This may be shown by assigning values to some of the components shown in views A and B. assume that the same transformer is used in both circuits. The peak voltage developed between points X and y is 1000 volts in both circuits. In the conventional full-wave circuit shownin view A, the peak voltage from the center tap to either X or Y is 500 volts. Since only one diode can conduct at any instant, the maximum voltage that can be rectified at any instant is 500 volts. The maximum voltage that appears across the load resistor is nearly-but never exceeds-500 v0lts, as result of the small voltage drop across the diode. In the bridge rectifier shown in view B, the maximum voltage that can be rectified is the full secondary voltage, which is 1000 volts. Therefore, the peak output voltage across the load resistor is nearly 1000 volts. With both circuits using the same transformer, the bridge rectifier circuit produces a higher output voltage than the conventional full-wave rectifier circuit. IC voltage regulators Voltage regulators comprise a class of widely used ICs. Regulator IC units contain the circuitry for reference source, comparator amplifier, control device, and overload protection all in a single IC. IC units provide regulation of either a fixed positive voltage, a fixed negative voltage, or an adjustably set voltage. The regulators can be selected for operation with load currents from hundreds of milli amperes to tens of amperes, corresponding to power ratings from milli watts to tens of watts.

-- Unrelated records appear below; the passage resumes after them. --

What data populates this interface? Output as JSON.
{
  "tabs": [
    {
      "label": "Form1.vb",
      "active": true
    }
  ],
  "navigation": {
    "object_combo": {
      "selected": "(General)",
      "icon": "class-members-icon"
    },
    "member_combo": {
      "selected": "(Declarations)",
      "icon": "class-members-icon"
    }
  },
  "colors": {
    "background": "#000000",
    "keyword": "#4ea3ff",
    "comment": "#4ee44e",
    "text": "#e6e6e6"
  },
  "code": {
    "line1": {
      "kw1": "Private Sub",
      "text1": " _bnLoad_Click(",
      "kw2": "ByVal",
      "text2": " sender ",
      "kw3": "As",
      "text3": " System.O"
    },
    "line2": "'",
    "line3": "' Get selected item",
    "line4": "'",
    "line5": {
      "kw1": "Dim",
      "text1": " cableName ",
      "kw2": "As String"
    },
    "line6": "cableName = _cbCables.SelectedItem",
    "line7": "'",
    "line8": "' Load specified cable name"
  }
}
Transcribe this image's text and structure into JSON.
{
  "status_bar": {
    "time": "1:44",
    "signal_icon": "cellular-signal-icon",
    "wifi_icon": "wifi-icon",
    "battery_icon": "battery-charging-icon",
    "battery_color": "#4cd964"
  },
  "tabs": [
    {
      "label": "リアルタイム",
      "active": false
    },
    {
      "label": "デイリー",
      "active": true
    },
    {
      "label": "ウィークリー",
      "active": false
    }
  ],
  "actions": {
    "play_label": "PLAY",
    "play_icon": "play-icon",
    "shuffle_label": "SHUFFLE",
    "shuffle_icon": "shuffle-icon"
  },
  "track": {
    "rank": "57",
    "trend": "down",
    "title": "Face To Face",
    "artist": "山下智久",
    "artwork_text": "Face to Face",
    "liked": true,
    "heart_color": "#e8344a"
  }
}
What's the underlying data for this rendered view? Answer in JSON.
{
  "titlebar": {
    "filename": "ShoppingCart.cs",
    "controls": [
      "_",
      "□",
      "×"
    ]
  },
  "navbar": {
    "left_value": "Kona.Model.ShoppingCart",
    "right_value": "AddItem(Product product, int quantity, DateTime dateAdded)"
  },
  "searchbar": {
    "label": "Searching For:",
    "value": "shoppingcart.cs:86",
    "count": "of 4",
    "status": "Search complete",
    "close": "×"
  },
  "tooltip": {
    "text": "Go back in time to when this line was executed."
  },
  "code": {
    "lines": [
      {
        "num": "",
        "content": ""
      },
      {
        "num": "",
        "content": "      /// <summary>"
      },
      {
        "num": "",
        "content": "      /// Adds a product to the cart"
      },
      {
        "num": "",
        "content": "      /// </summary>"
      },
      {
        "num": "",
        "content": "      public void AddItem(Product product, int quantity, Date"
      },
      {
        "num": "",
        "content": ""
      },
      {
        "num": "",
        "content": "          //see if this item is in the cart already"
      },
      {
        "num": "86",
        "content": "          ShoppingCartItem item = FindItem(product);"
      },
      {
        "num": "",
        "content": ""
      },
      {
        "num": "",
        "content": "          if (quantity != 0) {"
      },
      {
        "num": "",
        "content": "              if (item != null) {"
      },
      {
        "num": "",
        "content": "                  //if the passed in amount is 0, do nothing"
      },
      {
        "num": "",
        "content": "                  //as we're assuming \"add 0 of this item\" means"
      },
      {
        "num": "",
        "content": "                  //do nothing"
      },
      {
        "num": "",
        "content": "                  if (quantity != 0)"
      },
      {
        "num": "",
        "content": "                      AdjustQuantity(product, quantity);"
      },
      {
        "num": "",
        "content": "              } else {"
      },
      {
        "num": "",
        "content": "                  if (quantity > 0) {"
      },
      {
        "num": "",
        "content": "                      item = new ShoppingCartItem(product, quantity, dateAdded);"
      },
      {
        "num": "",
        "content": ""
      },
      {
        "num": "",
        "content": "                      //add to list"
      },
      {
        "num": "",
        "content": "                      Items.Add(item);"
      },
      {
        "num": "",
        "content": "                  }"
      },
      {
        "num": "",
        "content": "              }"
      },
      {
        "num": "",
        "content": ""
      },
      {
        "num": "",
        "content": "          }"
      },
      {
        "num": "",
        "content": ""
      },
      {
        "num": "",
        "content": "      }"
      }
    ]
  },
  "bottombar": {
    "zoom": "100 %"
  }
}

Fig 2.6 Circuit Diagram of Power Supply A fixed three-terminal voltage regulator has an unregulated dc input voltage, Vi, applied to one input terminal, a regulated dc output voltage, Vo, from a second terminal, with the third terminal connected to ground. The series 78 regulators provide fixed positive regulated voltages from 5 to 24 volts. Similarly, the series 79 regulators provide fixed negative regulated voltages from 5 to 24 volts. For ICs, microcontroller, LCD --------- 5 volts For alarm circuit, op-amp, relay circuits ---------- 12 volts